#Google fired a rare public broadside against a proposal that would force it and other online aggregators of news content to pay German newspaper and magazine publishers to display snippets of news in Web searches.
An irked Google pushes back on fee planBY KEVIN J. O'BRIEN
From The International Herald Tribune
BERLIN — Google's imprint on daily life is hard to ignore in Europe, where it reportedly has 93 percent of the Internet search market, more than in the United States. Yet when it comes to its lobbying of lawmakers, Google prefers a low profile.
That all changed this week when Google fired a rare public broadside against a proposal that would force it and other online aggregators of news content to pay German newspaper and magazine publishers to display snippets of news in Web searches.

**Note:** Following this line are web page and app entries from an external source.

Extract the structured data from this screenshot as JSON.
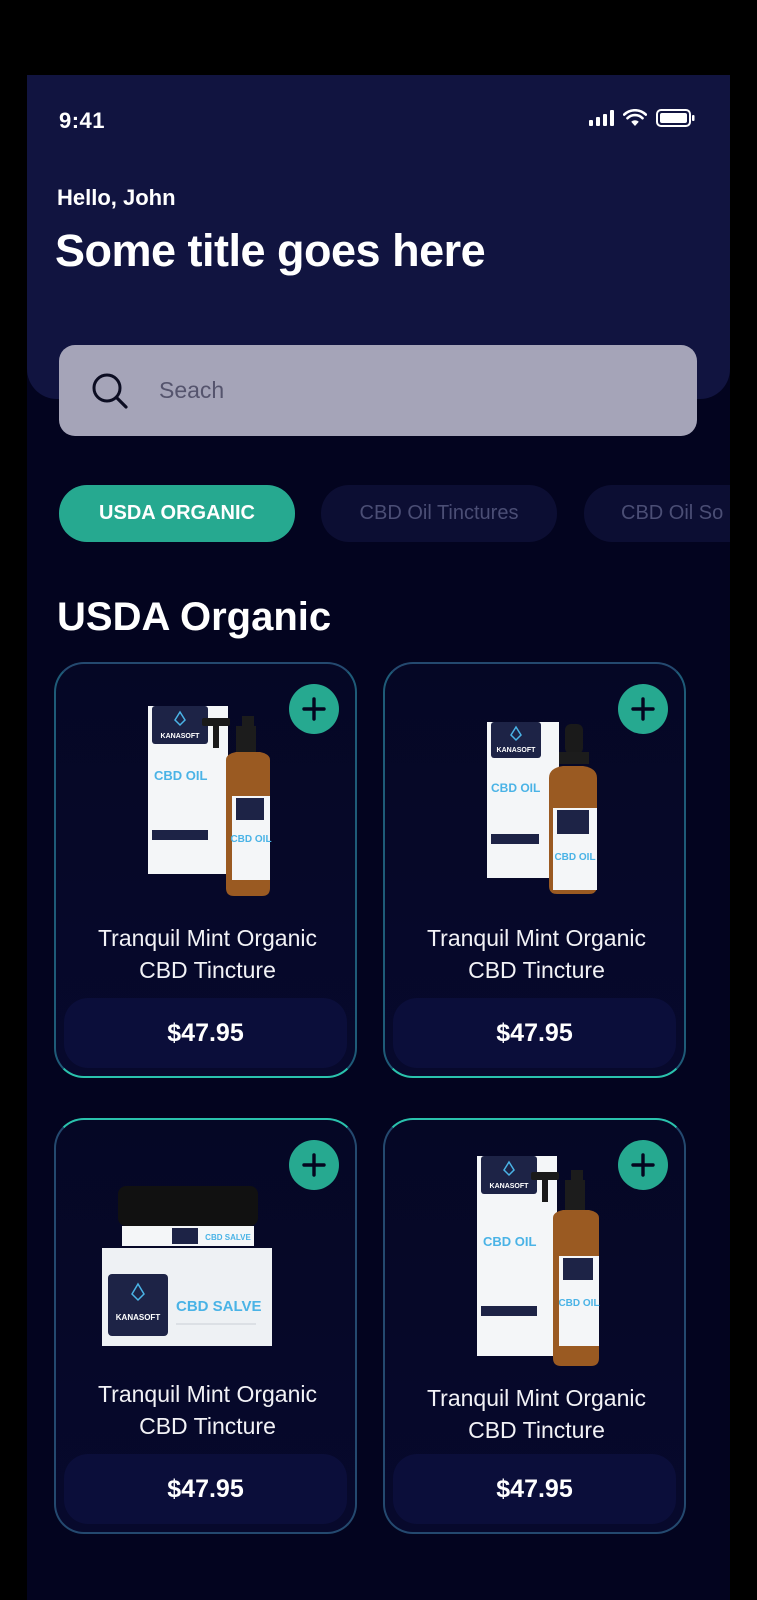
{
  "status_bar": {
    "time": "9:41"
  },
  "header": {
    "greeting": "Hello, John",
    "title": "Some title goes here"
  },
  "search": {
    "placeholder": "Seach"
  },
  "chips": [
    {
      "label": "USDA ORGANIC",
      "active": true
    },
    {
      "label": "CBD Oil Tinctures",
      "active": false
    },
    {
      "label": "CBD Oil So",
      "active": false
    }
  ],
  "section": {
    "title": "USDA Organic"
  },
  "products": [
    {
      "name_line1": "Tranquil Mint Organic",
      "name_line2": "CBD Tincture",
      "price": "$47.95",
      "image": "cbd-oil-pump-bottle",
      "brand": "KANASOFT",
      "label": "CBD OIL"
    },
    {
      "name_line1": "Tranquil Mint Organic",
      "name_line2": "CBD Tincture",
      "price": "$47.95",
      "image": "cbd-oil-dropper-bottle",
      "brand": "KANASOFT",
      "label": "CBD OIL"
    },
    {
      "name_line1": "Tranquil Mint Organic",
      "name_line2": "CBD Tincture",
      "price": "$47.95",
      "image": "cbd-salve-jar",
      "brand": "KANASOFT",
      "label": "CBD SALVE"
    },
    {
      "name_line1": "Tranquil Mint Organic",
      "name_line2": "CBD Tincture",
      "price": "$47.95",
      "image": "cbd-oil-pump-bottle",
      "brand": "KANASOFT",
      "label": "CBD OIL"
    }
  ],
  "colors": {
    "accent": "#26a990",
    "background": "#03041f",
    "header": "#111440",
    "search": "#a5a4b8"
  }
}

The proposed ancillary copyright law, which is to have its first reading Friday in the lower house of Parliament, the Bundestag, has ignited a storm of hyperbole pitting Google and local Web advocates against powerful publishers including Süddeutsche Zeitung, Frankfurter Allgemeine Zeitung, Bild and Die Welt.
Google took off the gloves Tuesday when it opened a campaign urging German users to e-mail members of the Bundestag with their concerns. Google said the proposal would shrink the free flow of information on the Internet in Germany, perhaps even forcing it to display blank links to German references.

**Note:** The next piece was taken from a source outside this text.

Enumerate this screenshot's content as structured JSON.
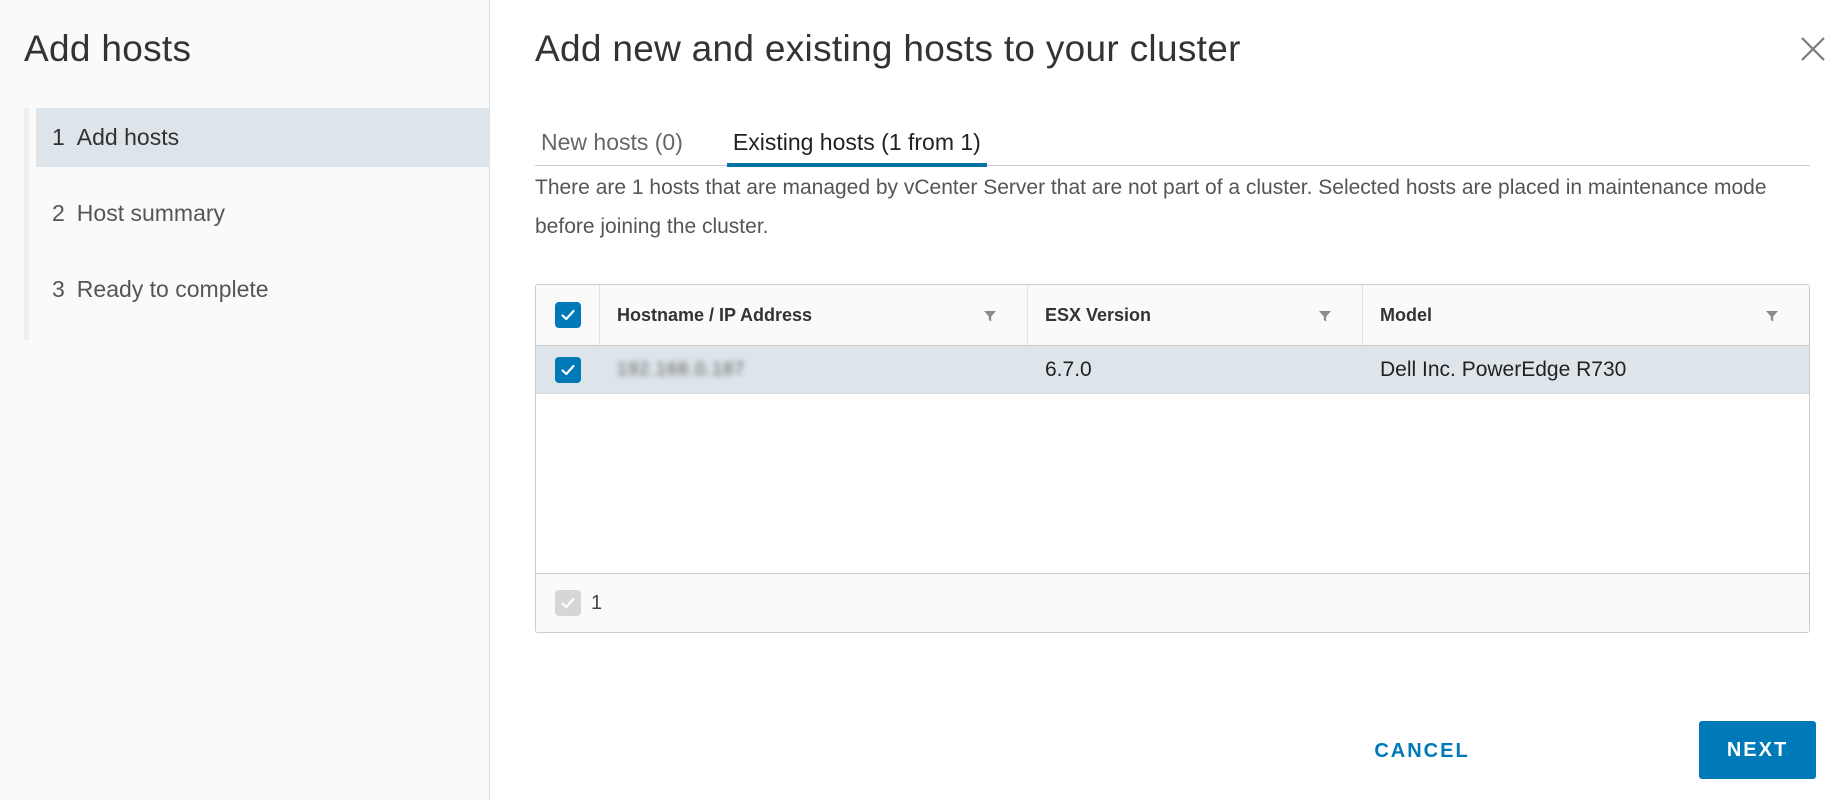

The issue is also being debated in other European capitals. In October, President François Hollande of France asked the Google executive chairman, Eric Schmidt, to have a representative meet with a government mediator to resolve the issue. The company complied. The implicit threat was that if no solution were found, France might pursue a legislative option.